→ Task objective: Line by line, copy out the entries exactly and leave the pictures behind.

→ Information supplied:
Start of Block

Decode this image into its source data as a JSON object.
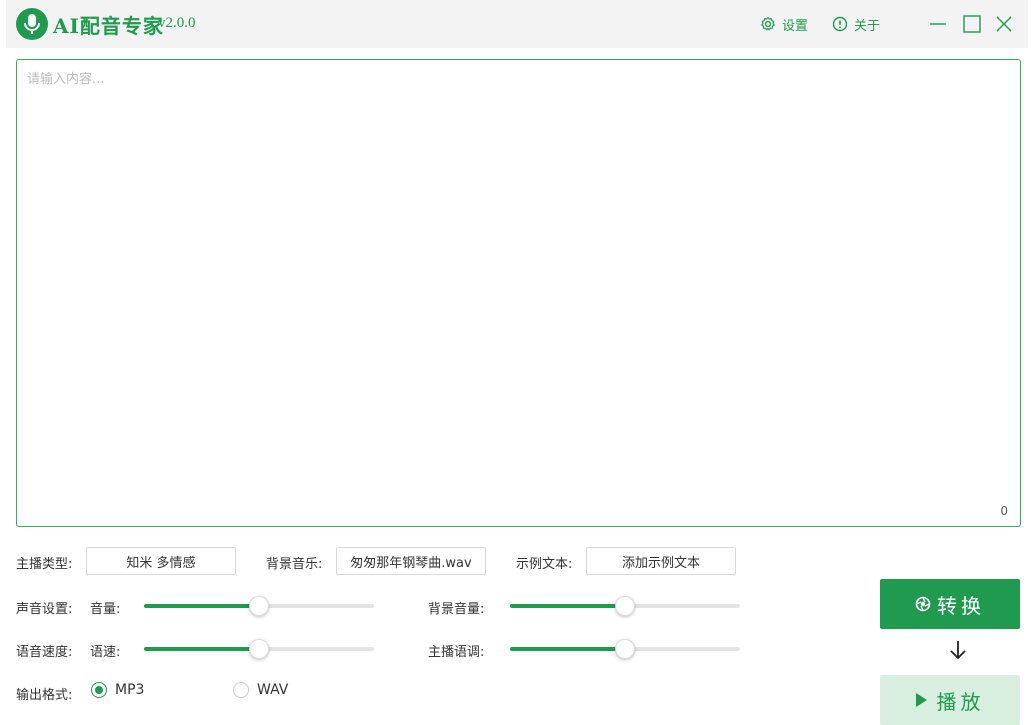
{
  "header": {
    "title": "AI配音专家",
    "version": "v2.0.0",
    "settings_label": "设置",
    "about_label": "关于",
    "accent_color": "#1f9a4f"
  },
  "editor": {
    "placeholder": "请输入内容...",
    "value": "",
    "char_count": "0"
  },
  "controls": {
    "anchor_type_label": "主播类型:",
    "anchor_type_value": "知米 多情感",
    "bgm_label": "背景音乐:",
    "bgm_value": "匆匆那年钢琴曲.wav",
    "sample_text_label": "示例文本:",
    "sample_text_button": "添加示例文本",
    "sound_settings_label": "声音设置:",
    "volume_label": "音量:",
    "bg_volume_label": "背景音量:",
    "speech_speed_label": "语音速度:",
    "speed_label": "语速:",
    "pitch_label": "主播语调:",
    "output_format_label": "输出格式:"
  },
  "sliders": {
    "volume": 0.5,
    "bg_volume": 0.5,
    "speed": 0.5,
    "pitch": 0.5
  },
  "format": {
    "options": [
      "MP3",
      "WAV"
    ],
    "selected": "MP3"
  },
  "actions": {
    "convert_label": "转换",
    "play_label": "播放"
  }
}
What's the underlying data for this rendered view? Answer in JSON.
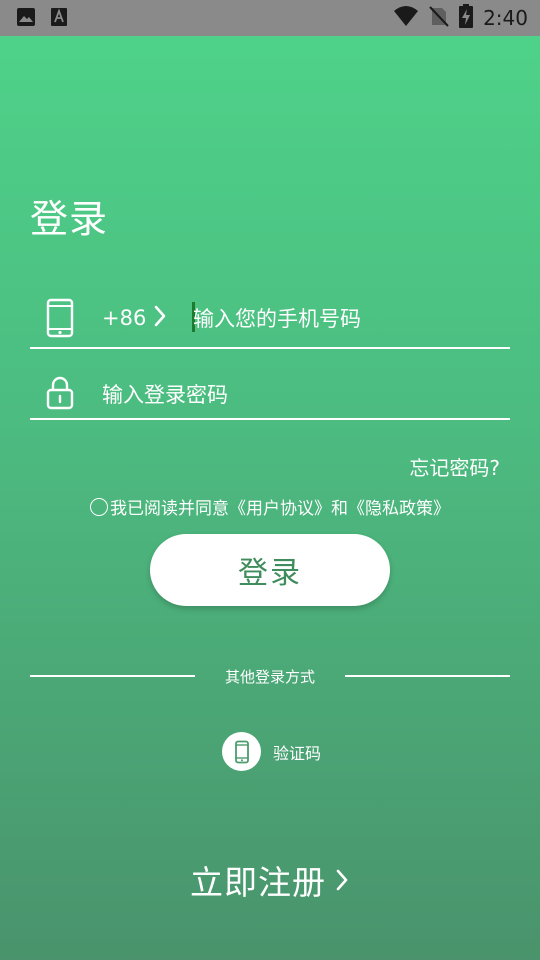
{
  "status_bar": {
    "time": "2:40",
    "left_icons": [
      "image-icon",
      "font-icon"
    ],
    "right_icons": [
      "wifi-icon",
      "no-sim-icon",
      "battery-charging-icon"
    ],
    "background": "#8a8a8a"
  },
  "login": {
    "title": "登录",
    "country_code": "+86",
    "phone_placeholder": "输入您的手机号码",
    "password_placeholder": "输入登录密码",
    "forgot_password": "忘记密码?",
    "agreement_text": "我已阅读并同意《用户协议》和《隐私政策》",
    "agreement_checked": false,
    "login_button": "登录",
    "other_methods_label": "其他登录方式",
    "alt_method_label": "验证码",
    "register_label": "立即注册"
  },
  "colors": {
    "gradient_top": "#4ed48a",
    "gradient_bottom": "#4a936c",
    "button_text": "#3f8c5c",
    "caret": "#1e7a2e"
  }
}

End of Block

→ Answer for this exercise:
Decode this image into its source data as a JSON object.
{
  "header": {
    "title": "AI配音专家",
    "version": "v2.0.0",
    "settings_label": "设置",
    "about_label": "关于",
    "accent_color": "#1f9a4f"
  },
  "editor": {
    "placeholder": "请输入内容...",
    "value": "",
    "char_count": "0"
  },
  "controls": {
    "anchor_type_label": "主播类型:",
    "anchor_type_value": "知米 多情感",
    "bgm_label": "背景音乐:",
    "bgm_value": "匆匆那年钢琴曲.wav",
    "sample_text_label": "示例文本:",
    "sample_text_button": "添加示例文本",
    "sound_settings_label": "声音设置:",
    "volume_label": "音量:",
    "bg_volume_label": "背景音量:",
    "speech_speed_label": "语音速度:",
    "speed_label": "语速:",
    "pitch_label": "主播语调:",
    "output_format_label": "输出格式:"
  },
  "sliders": {
    "volume": 0.5,
    "bg_volume": 0.5,
    "speed": 0.5,
    "pitch": 0.5
  },
  "format": {
    "options": [
      "MP3",
      "WAV"
    ],
    "selected": "MP3"
  },
  "actions": {
    "convert_label": "转换",
    "play_label": "播放"
  }
}
What's the underlying data for this rendered view? Answer in JSON.
{
  "status_bar": {
    "time": "2:40",
    "left_icons": [
      "image-icon",
      "font-icon"
    ],
    "right_icons": [
      "wifi-icon",
      "no-sim-icon",
      "battery-charging-icon"
    ],
    "background": "#8a8a8a"
  },
  "login": {
    "title": "登录",
    "country_code": "+86",
    "phone_placeholder": "输入您的手机号码",
    "password_placeholder": "输入登录密码",
    "forgot_password": "忘记密码?",
    "agreement_text": "我已阅读并同意《用户协议》和《隐私政策》",
    "agreement_checked": false,
    "login_button": "登录",
    "other_methods_label": "其他登录方式",
    "alt_method_label": "验证码",
    "register_label": "立即注册"
  },
  "colors": {
    "gradient_top": "#4ed48a",
    "gradient_bottom": "#4a936c",
    "button_text": "#3f8c5c",
    "caret": "#1e7a2e"
  }
}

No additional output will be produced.